Quote the whole listing verbatim.

#### DATA TO USE:
- Opening Delimiter -

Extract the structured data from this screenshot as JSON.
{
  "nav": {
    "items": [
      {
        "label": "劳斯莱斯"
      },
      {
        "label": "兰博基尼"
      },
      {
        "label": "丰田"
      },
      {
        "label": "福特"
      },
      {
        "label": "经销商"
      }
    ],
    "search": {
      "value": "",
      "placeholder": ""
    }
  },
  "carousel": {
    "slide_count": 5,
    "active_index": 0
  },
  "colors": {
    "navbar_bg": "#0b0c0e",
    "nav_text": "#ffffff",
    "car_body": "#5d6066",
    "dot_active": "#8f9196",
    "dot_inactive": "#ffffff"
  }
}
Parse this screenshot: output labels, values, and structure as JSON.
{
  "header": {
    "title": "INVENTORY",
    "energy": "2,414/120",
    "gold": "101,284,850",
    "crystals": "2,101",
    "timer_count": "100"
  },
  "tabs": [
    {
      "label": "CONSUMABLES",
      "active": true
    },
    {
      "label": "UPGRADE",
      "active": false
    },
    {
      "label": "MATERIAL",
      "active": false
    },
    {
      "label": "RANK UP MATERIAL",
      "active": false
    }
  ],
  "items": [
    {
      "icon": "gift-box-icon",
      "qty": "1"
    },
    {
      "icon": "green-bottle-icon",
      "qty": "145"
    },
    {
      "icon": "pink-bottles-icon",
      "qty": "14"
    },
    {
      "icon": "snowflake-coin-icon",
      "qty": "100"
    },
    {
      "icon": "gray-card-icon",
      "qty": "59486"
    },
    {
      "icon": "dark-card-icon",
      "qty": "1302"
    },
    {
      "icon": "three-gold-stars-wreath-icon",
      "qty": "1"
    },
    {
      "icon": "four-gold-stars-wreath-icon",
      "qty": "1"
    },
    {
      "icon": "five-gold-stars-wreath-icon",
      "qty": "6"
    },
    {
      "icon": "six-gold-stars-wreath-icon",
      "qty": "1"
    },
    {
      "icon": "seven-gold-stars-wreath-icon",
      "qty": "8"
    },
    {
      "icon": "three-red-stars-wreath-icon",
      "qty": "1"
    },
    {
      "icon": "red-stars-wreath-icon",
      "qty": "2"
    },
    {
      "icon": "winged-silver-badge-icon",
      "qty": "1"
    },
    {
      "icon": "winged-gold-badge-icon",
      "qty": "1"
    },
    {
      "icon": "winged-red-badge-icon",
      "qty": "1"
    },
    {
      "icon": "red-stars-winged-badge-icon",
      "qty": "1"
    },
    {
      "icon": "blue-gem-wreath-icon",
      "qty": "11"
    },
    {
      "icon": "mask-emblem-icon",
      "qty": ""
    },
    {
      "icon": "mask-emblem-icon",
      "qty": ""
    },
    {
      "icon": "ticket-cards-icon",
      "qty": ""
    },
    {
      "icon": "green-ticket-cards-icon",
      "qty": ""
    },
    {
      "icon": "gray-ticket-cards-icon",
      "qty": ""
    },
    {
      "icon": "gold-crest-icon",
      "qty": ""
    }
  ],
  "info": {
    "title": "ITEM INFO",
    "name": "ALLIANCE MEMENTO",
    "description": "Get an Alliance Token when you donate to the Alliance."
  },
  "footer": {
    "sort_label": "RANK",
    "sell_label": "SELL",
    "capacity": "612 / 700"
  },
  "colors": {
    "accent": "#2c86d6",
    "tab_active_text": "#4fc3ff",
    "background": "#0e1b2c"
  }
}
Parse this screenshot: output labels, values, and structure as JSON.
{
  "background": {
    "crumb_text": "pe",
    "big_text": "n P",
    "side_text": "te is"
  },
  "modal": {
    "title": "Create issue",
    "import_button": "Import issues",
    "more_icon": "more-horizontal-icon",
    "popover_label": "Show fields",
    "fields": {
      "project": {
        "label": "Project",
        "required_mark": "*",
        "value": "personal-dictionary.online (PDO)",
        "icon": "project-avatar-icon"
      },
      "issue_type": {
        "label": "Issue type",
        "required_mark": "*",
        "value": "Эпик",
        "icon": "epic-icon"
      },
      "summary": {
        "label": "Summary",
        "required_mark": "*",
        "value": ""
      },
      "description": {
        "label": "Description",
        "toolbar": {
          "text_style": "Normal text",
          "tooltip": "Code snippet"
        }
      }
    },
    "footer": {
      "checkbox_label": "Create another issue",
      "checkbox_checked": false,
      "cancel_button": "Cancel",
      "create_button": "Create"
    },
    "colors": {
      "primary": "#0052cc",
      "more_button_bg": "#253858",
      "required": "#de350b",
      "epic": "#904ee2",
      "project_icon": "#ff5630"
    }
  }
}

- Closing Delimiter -

#### SOLUTION TO THE EXERCISE:
Extract the structured data from this screenshot as JSON.
{
  "nav": {
    "items": [
      {
        "label": "劳斯莱斯"
      },
      {
        "label": "兰博基尼"
      },
      {
        "label": "丰田"
      },
      {
        "label": "福特"
      },
      {
        "label": "经销商"
      }
    ],
    "search": {
      "value": "",
      "placeholder": ""
    }
  },
  "carousel": {
    "slide_count": 5,
    "active_index": 0
  },
  "colors": {
    "navbar_bg": "#0b0c0e",
    "nav_text": "#ffffff",
    "car_body": "#5d6066",
    "dot_active": "#8f9196",
    "dot_inactive": "#ffffff"
  }
}
Parse this screenshot: output labels, values, and structure as JSON.
{
  "header": {
    "title": "INVENTORY",
    "energy": "2,414/120",
    "gold": "101,284,850",
    "crystals": "2,101",
    "timer_count": "100"
  },
  "tabs": [
    {
      "label": "CONSUMABLES",
      "active": true
    },
    {
      "label": "UPGRADE",
      "active": false
    },
    {
      "label": "MATERIAL",
      "active": false
    },
    {
      "label": "RANK UP MATERIAL",
      "active": false
    }
  ],
  "items": [
    {
      "icon": "gift-box-icon",
      "qty": "1"
    },
    {
      "icon": "green-bottle-icon",
      "qty": "145"
    },
    {
      "icon": "pink-bottles-icon",
      "qty": "14"
    },
    {
      "icon": "snowflake-coin-icon",
      "qty": "100"
    },
    {
      "icon": "gray-card-icon",
      "qty": "59486"
    },
    {
      "icon": "dark-card-icon",
      "qty": "1302"
    },
    {
      "icon": "three-gold-stars-wreath-icon",
      "qty": "1"
    },
    {
      "icon": "four-gold-stars-wreath-icon",
      "qty": "1"
    },
    {
      "icon": "five-gold-stars-wreath-icon",
      "qty": "6"
    },
    {
      "icon": "six-gold-stars-wreath-icon",
      "qty": "1"
    },
    {
      "icon": "seven-gold-stars-wreath-icon",
      "qty": "8"
    },
    {
      "icon": "three-red-stars-wreath-icon",
      "qty": "1"
    },
    {
      "icon": "red-stars-wreath-icon",
      "qty": "2"
    },
    {
      "icon": "winged-silver-badge-icon",
      "qty": "1"
    },
    {
      "icon": "winged-gold-badge-icon",
      "qty": "1"
    },
    {
      "icon": "winged-red-badge-icon",
      "qty": "1"
    },
    {
      "icon": "red-stars-winged-badge-icon",
      "qty": "1"
    },
    {
      "icon": "blue-gem-wreath-icon",
      "qty": "11"
    },
    {
      "icon": "mask-emblem-icon",
      "qty": ""
    },
    {
      "icon": "mask-emblem-icon",
      "qty": ""
    },
    {
      "icon": "ticket-cards-icon",
      "qty": ""
    },
    {
      "icon": "green-ticket-cards-icon",
      "qty": ""
    },
    {
      "icon": "gray-ticket-cards-icon",
      "qty": ""
    },
    {
      "icon": "gold-crest-icon",
      "qty": ""
    }
  ],
  "info": {
    "title": "ITEM INFO",
    "name": "ALLIANCE MEMENTO",
    "description": "Get an Alliance Token when you donate to the Alliance."
  },
  "footer": {
    "sort_label": "RANK",
    "sell_label": "SELL",
    "capacity": "612 / 700"
  },
  "colors": {
    "accent": "#2c86d6",
    "tab_active_text": "#4fc3ff",
    "background": "#0e1b2c"
  }
}
Parse this screenshot: output labels, values, and structure as JSON.
{
  "background": {
    "crumb_text": "pe",
    "big_text": "n P",
    "side_text": "te is"
  },
  "modal": {
    "title": "Create issue",
    "import_button": "Import issues",
    "more_icon": "more-horizontal-icon",
    "popover_label": "Show fields",
    "fields": {
      "project": {
        "label": "Project",
        "required_mark": "*",
        "value": "personal-dictionary.online (PDO)",
        "icon": "project-avatar-icon"
      },
      "issue_type": {
        "label": "Issue type",
        "required_mark": "*",
        "value": "Эпик",
        "icon": "epic-icon"
      },
      "summary": {
        "label": "Summary",
        "required_mark": "*",
        "value": ""
      },
      "description": {
        "label": "Description",
        "toolbar": {
          "text_style": "Normal text",
          "tooltip": "Code snippet"
        }
      }
    },
    "footer": {
      "checkbox_label": "Create another issue",
      "checkbox_checked": false,
      "cancel_button": "Cancel",
      "create_button": "Create"
    },
    "colors": {
      "primary": "#0052cc",
      "more_button_bg": "#253858",
      "required": "#de350b",
      "epic": "#904ee2",
      "project_icon": "#ff5630"
    }
  }
}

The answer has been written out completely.